▸ Exercise instructions
Every picture stays out; everything else in the listing below is to be returned exactly.

▸ Supplied material
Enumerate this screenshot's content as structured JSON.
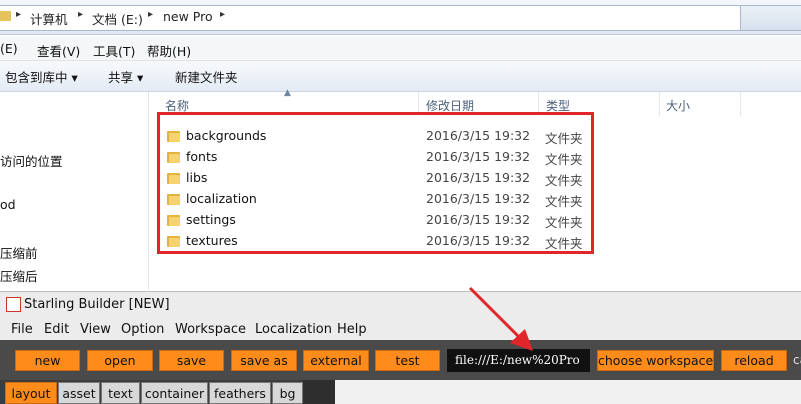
{
  "explorer": {
    "breadcrumb": [
      "计算机",
      "文档 (E:)",
      "new Pro"
    ],
    "menu": [
      "(E)",
      "查看(V)",
      "工具(T)",
      "帮助(H)"
    ],
    "toolbar": [
      "包含到库中 ▾",
      "共享 ▾",
      "新建文件夹"
    ],
    "nav": [
      "访问的位置",
      "od",
      "压缩前",
      "压缩后"
    ],
    "columns": {
      "name": "名称",
      "date": "修改日期",
      "type": "类型",
      "size": "大小"
    },
    "files": [
      {
        "name": "backgrounds",
        "date": "2016/3/15 19:32",
        "type": "文件夹"
      },
      {
        "name": "fonts",
        "date": "2016/3/15 19:32",
        "type": "文件夹"
      },
      {
        "name": "libs",
        "date": "2016/3/15 19:32",
        "type": "文件夹"
      },
      {
        "name": "localization",
        "date": "2016/3/15 19:32",
        "type": "文件夹"
      },
      {
        "name": "settings",
        "date": "2016/3/15 19:32",
        "type": "文件夹"
      },
      {
        "name": "textures",
        "date": "2016/3/15 19:32",
        "type": "文件夹"
      }
    ]
  },
  "starling": {
    "title": "Starling Builder [NEW]",
    "menu": [
      "File",
      "Edit",
      "View",
      "Option",
      "Workspace",
      "Localization",
      "Help"
    ],
    "buttons": [
      "new",
      "open",
      "save",
      "save as",
      "external",
      "test",
      "choose workspace",
      "reload"
    ],
    "path": "file:///E:/new%20Pro",
    "cut_text": "ca",
    "tabs": [
      "layout",
      "asset",
      "text",
      "container",
      "feathers",
      "bg"
    ]
  },
  "colors": {
    "accent": "#ff8c1a",
    "highlight": "#e0262b"
  }
}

▸ Result of the task
Enumerate this screenshot's content as structured JSON.
{
  "explorer": {
    "breadcrumb": [
      "计算机",
      "文档 (E:)",
      "new Pro"
    ],
    "menu": [
      "(E)",
      "查看(V)",
      "工具(T)",
      "帮助(H)"
    ],
    "toolbar": [
      "包含到库中 ▾",
      "共享 ▾",
      "新建文件夹"
    ],
    "nav": [
      "访问的位置",
      "od",
      "压缩前",
      "压缩后"
    ],
    "columns": {
      "name": "名称",
      "date": "修改日期",
      "type": "类型",
      "size": "大小"
    },
    "files": [
      {
        "name": "backgrounds",
        "date": "2016/3/15 19:32",
        "type": "文件夹"
      },
      {
        "name": "fonts",
        "date": "2016/3/15 19:32",
        "type": "文件夹"
      },
      {
        "name": "libs",
        "date": "2016/3/15 19:32",
        "type": "文件夹"
      },
      {
        "name": "localization",
        "date": "2016/3/15 19:32",
        "type": "文件夹"
      },
      {
        "name": "settings",
        "date": "2016/3/15 19:32",
        "type": "文件夹"
      },
      {
        "name": "textures",
        "date": "2016/3/15 19:32",
        "type": "文件夹"
      }
    ]
  },
  "starling": {
    "title": "Starling Builder [NEW]",
    "menu": [
      "File",
      "Edit",
      "View",
      "Option",
      "Workspace",
      "Localization",
      "Help"
    ],
    "buttons": [
      "new",
      "open",
      "save",
      "save as",
      "external",
      "test",
      "choose workspace",
      "reload"
    ],
    "path": "file:///E:/new%20Pro",
    "cut_text": "ca",
    "tabs": [
      "layout",
      "asset",
      "text",
      "container",
      "feathers",
      "bg"
    ]
  },
  "colors": {
    "accent": "#ff8c1a",
    "highlight": "#e0262b"
  }
}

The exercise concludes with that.